* **THE TASK**
Please return all records verbatim, no pictures.

BEGIN

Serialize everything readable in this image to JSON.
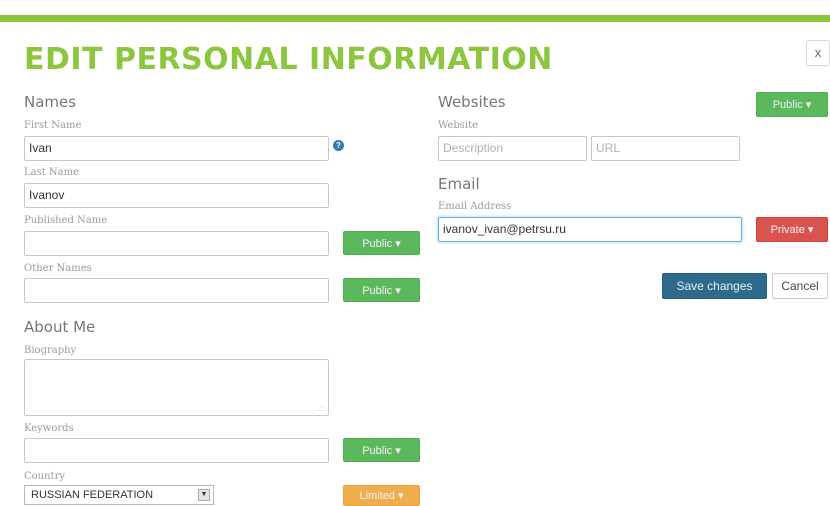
{
  "header": {
    "title": "EDIT PERSONAL INFORMATION",
    "close_label": "x",
    "accent_color": "#8cc63f"
  },
  "names": {
    "heading": "Names",
    "first_name": {
      "label": "First Name",
      "value": "Ivan"
    },
    "last_name": {
      "label": "Last Name",
      "value": "Ivanov"
    },
    "published_name": {
      "label": "Published Name",
      "value": "",
      "privacy": "Public ▾"
    },
    "other_names": {
      "label": "Other Names",
      "value": "",
      "privacy": "Public ▾"
    },
    "help_icon": "?"
  },
  "about_me": {
    "heading": "About Me",
    "biography": {
      "label": "Biography",
      "value": ""
    },
    "keywords": {
      "label": "Keywords",
      "value": "",
      "privacy": "Public ▾"
    },
    "country": {
      "label": "Country",
      "value": "RUSSIAN FEDERATION",
      "privacy": "Limited ▾"
    }
  },
  "websites": {
    "heading": "Websites",
    "privacy": "Public ▾",
    "label": "Website",
    "description_placeholder": "Description",
    "url_placeholder": "URL"
  },
  "email": {
    "heading": "Email",
    "label": "Email Address",
    "value": "ivanov_ivan@petrsu.ru",
    "privacy": "Private ▾"
  },
  "actions": {
    "save_label": "Save changes",
    "cancel_label": "Cancel"
  },
  "colors": {
    "public": "#5cb85c",
    "private": "#d9534f",
    "limited": "#f0ad4e",
    "save": "#2d6b8c"
  }
}
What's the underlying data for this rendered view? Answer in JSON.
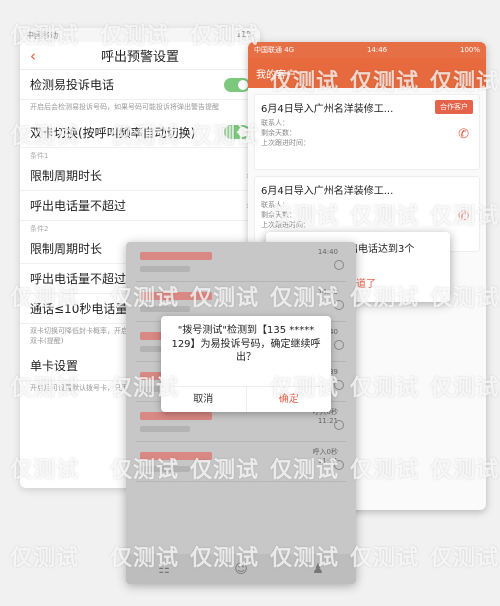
{
  "settings_screen": {
    "status_left": "中国移动",
    "status_right": "11%",
    "title": "呼出预警设置",
    "rows": [
      {
        "label": "检测易投诉电话",
        "note": "开启后会检测易投诉号码，如果号码可能投诉将弹出警告提醒"
      },
      {
        "label": "双卡切换(按呼叫频率自动切换)",
        "note": ""
      },
      {
        "label": "限制周期时长",
        "note": "",
        "cond": "条件1"
      },
      {
        "label": "呼出电话量不超过",
        "note": ""
      },
      {
        "label": "限制周期时长",
        "note": "",
        "cond": "条件2"
      },
      {
        "label": "呼出电话量不超过",
        "note": ""
      },
      {
        "label": "通话≤10秒电话量",
        "note": "双卡切换可降低封卡概率，开启后自动切换手机卡拨打，请确认手机有双卡(提醒)"
      },
      {
        "label": "单卡设置",
        "note": "开启后可设置默认拨号卡，只用一张卡拨打(需满足条件即可)"
      }
    ]
  },
  "list_screen": {
    "status_left": "中国联通 4G",
    "status_time": "14:46",
    "status_right": "100%",
    "header": "我的客户",
    "cards": [
      {
        "title": "6月4日导入广州名洋装修工...",
        "badge": "合作客户",
        "meta": [
          "联系人：",
          "剩余天数：",
          "上次跟进时间："
        ]
      },
      {
        "title": "6月4日导入广州名洋装修工...",
        "badge": "",
        "meta": [
          "联系人：",
          "剩余天数：",
          "上次跟进时间："
        ]
      }
    ],
    "popup_message": "5分钟内呼出电话达到3个",
    "popup_button": "知道了"
  },
  "dialog_screen": {
    "list_times": [
      "14:40",
      "14:40",
      "14:40",
      "14:39",
      "11:21",
      "11:21"
    ],
    "list_labels": [
      "呼入0秒",
      "呼入0秒"
    ],
    "dialog_message": "\"拨号测试\"检测到【135 ***** 129】为易投诉号码，确定继续呼出？",
    "cancel_label": "取消",
    "confirm_label": "确定"
  },
  "watermark_text": "仅测试"
}
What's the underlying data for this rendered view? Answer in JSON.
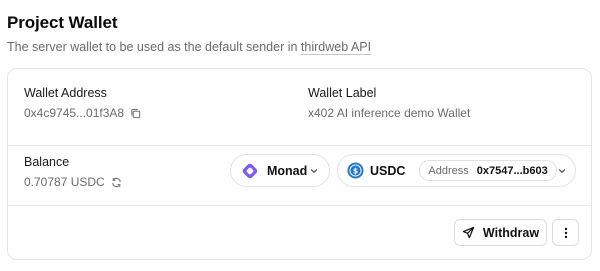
{
  "header": {
    "title": "Project Wallet",
    "subtitle_prefix": "The server wallet to be used as the default sender in ",
    "subtitle_link": "thirdweb API"
  },
  "wallet": {
    "address_label": "Wallet Address",
    "address_value": "0x4c9745...01f3A8",
    "label_label": "Wallet Label",
    "label_value": "x402 AI inference demo Wallet"
  },
  "balance": {
    "label": "Balance",
    "value": "0.70787 USDC"
  },
  "chain_select": {
    "selected": "Monad",
    "icon": "monad-icon",
    "color": "#7c5cf5"
  },
  "token_select": {
    "selected": "USDC",
    "icon": "usdc-icon",
    "color": "#2775ca",
    "address_key": "Address",
    "address_value": "0x7547...b603"
  },
  "actions": {
    "withdraw_label": "Withdraw",
    "send_icon": "send-icon",
    "more_icon": "more-vertical-icon"
  }
}
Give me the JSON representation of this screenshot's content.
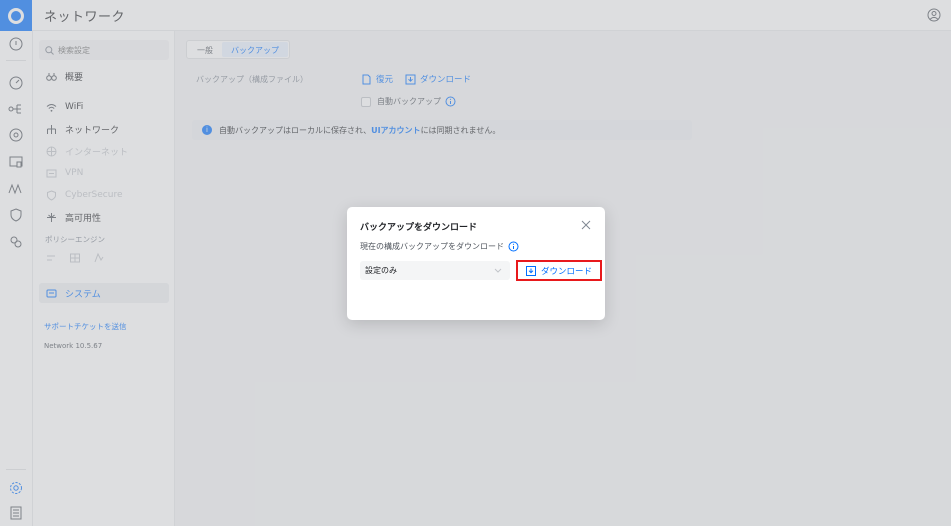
{
  "app": {
    "title": "ネットワーク"
  },
  "search": {
    "placeholder": "検索設定"
  },
  "sidebar": {
    "items": [
      {
        "label": "概要"
      },
      {
        "label": "WiFi"
      },
      {
        "label": "ネットワーク"
      },
      {
        "label": "インターネット"
      },
      {
        "label": "VPN"
      },
      {
        "label": "CyberSecure"
      },
      {
        "label": "高可用性"
      }
    ],
    "policy_label": "ポリシーエンジン",
    "system_label": "システム",
    "support_link": "サポートチケットを送信",
    "version": "Network 10.5.67"
  },
  "tabs": [
    {
      "label": "一般"
    },
    {
      "label": "バックアップ"
    }
  ],
  "backup": {
    "label": "バックアップ（構成ファイル）",
    "restore": "復元",
    "download": "ダウンロード",
    "auto_backup": "自動バックアップ"
  },
  "banner": {
    "text_before": "自動バックアップはローカルに保存され、",
    "link": "UIアカウント",
    "text_after": "には同期されません。"
  },
  "modal": {
    "title": "バックアップをダウンロード",
    "subtitle": "現在の構成バックアップをダウンロード",
    "select_value": "設定のみ",
    "download_button": "ダウンロード"
  },
  "colors": {
    "accent": "#006fff",
    "highlight": "#e8191c"
  }
}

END

* **RESPONSE**
Serialize everything readable in this image to JSON.
{
  "header": {
    "title": "EDIT PERSONAL INFORMATION",
    "close_label": "x",
    "accent_color": "#8cc63f"
  },
  "names": {
    "heading": "Names",
    "first_name": {
      "label": "First Name",
      "value": "Ivan"
    },
    "last_name": {
      "label": "Last Name",
      "value": "Ivanov"
    },
    "published_name": {
      "label": "Published Name",
      "value": "",
      "privacy": "Public ▾"
    },
    "other_names": {
      "label": "Other Names",
      "value": "",
      "privacy": "Public ▾"
    },
    "help_icon": "?"
  },
  "about_me": {
    "heading": "About Me",
    "biography": {
      "label": "Biography",
      "value": ""
    },
    "keywords": {
      "label": "Keywords",
      "value": "",
      "privacy": "Public ▾"
    },
    "country": {
      "label": "Country",
      "value": "RUSSIAN FEDERATION",
      "privacy": "Limited ▾"
    }
  },
  "websites": {
    "heading": "Websites",
    "privacy": "Public ▾",
    "label": "Website",
    "description_placeholder": "Description",
    "url_placeholder": "URL"
  },
  "email": {
    "heading": "Email",
    "label": "Email Address",
    "value": "ivanov_ivan@petrsu.ru",
    "privacy": "Private ▾"
  },
  "actions": {
    "save_label": "Save changes",
    "cancel_label": "Cancel"
  },
  "colors": {
    "public": "#5cb85c",
    "private": "#d9534f",
    "limited": "#f0ad4e",
    "save": "#2d6b8c"
  }
}
What's the underlying data for this rendered view? Answer in JSON.
{
  "settings_screen": {
    "status_left": "中国移动",
    "status_right": "11%",
    "title": "呼出预警设置",
    "rows": [
      {
        "label": "检测易投诉电话",
        "note": "开启后会检测易投诉号码，如果号码可能投诉将弹出警告提醒"
      },
      {
        "label": "双卡切换(按呼叫频率自动切换)",
        "note": ""
      },
      {
        "label": "限制周期时长",
        "note": "",
        "cond": "条件1"
      },
      {
        "label": "呼出电话量不超过",
        "note": ""
      },
      {
        "label": "限制周期时长",
        "note": "",
        "cond": "条件2"
      },
      {
        "label": "呼出电话量不超过",
        "note": ""
      },
      {
        "label": "通话≤10秒电话量",
        "note": "双卡切换可降低封卡概率，开启后自动切换手机卡拨打，请确认手机有双卡(提醒)"
      },
      {
        "label": "单卡设置",
        "note": "开启后可设置默认拨号卡，只用一张卡拨打(需满足条件即可)"
      }
    ]
  },
  "list_screen": {
    "status_left": "中国联通 4G",
    "status_time": "14:46",
    "status_right": "100%",
    "header": "我的客户",
    "cards": [
      {
        "title": "6月4日导入广州名洋装修工...",
        "badge": "合作客户",
        "meta": [
          "联系人：",
          "剩余天数：",
          "上次跟进时间："
        ]
      },
      {
        "title": "6月4日导入广州名洋装修工...",
        "badge": "",
        "meta": [
          "联系人：",
          "剩余天数：",
          "上次跟进时间："
        ]
      }
    ],
    "popup_message": "5分钟内呼出电话达到3个",
    "popup_button": "知道了"
  },
  "dialog_screen": {
    "list_times": [
      "14:40",
      "14:40",
      "14:40",
      "14:39",
      "11:21",
      "11:21"
    ],
    "list_labels": [
      "呼入0秒",
      "呼入0秒"
    ],
    "dialog_message": "\"拨号测试\"检测到【135 ***** 129】为易投诉号码，确定继续呼出？",
    "cancel_label": "取消",
    "confirm_label": "确定"
  },
  "watermark_text": "仅测试"
}
What's the underlying data for this rendered view? Answer in JSON.
{
  "header": {
    "title": "Project Wallet",
    "subtitle_prefix": "The server wallet to be used as the default sender in ",
    "subtitle_link": "thirdweb API"
  },
  "wallet": {
    "address_label": "Wallet Address",
    "address_value": "0x4c9745...01f3A8",
    "label_label": "Wallet Label",
    "label_value": "x402 AI inference demo Wallet"
  },
  "balance": {
    "label": "Balance",
    "value": "0.70787 USDC"
  },
  "chain_select": {
    "selected": "Monad",
    "icon": "monad-icon",
    "color": "#7c5cf5"
  },
  "token_select": {
    "selected": "USDC",
    "icon": "usdc-icon",
    "color": "#2775ca",
    "address_key": "Address",
    "address_value": "0x7547...b603"
  },
  "actions": {
    "withdraw_label": "Withdraw",
    "send_icon": "send-icon",
    "more_icon": "more-vertical-icon"
  }
}
Give me the JSON representation of this screenshot's content.
{
  "app": {
    "title": "ネットワーク"
  },
  "search": {
    "placeholder": "検索設定"
  },
  "sidebar": {
    "items": [
      {
        "label": "概要"
      },
      {
        "label": "WiFi"
      },
      {
        "label": "ネットワーク"
      },
      {
        "label": "インターネット"
      },
      {
        "label": "VPN"
      },
      {
        "label": "CyberSecure"
      },
      {
        "label": "高可用性"
      }
    ],
    "policy_label": "ポリシーエンジン",
    "system_label": "システム",
    "support_link": "サポートチケットを送信",
    "version": "Network 10.5.67"
  },
  "tabs": [
    {
      "label": "一般"
    },
    {
      "label": "バックアップ"
    }
  ],
  "backup": {
    "label": "バックアップ（構成ファイル）",
    "restore": "復元",
    "download": "ダウンロード",
    "auto_backup": "自動バックアップ"
  },
  "banner": {
    "text_before": "自動バックアップはローカルに保存され、",
    "link": "UIアカウント",
    "text_after": "には同期されません。"
  },
  "modal": {
    "title": "バックアップをダウンロード",
    "subtitle": "現在の構成バックアップをダウンロード",
    "select_value": "設定のみ",
    "download_button": "ダウンロード"
  },
  "colors": {
    "accent": "#006fff",
    "highlight": "#e8191c"
  }
}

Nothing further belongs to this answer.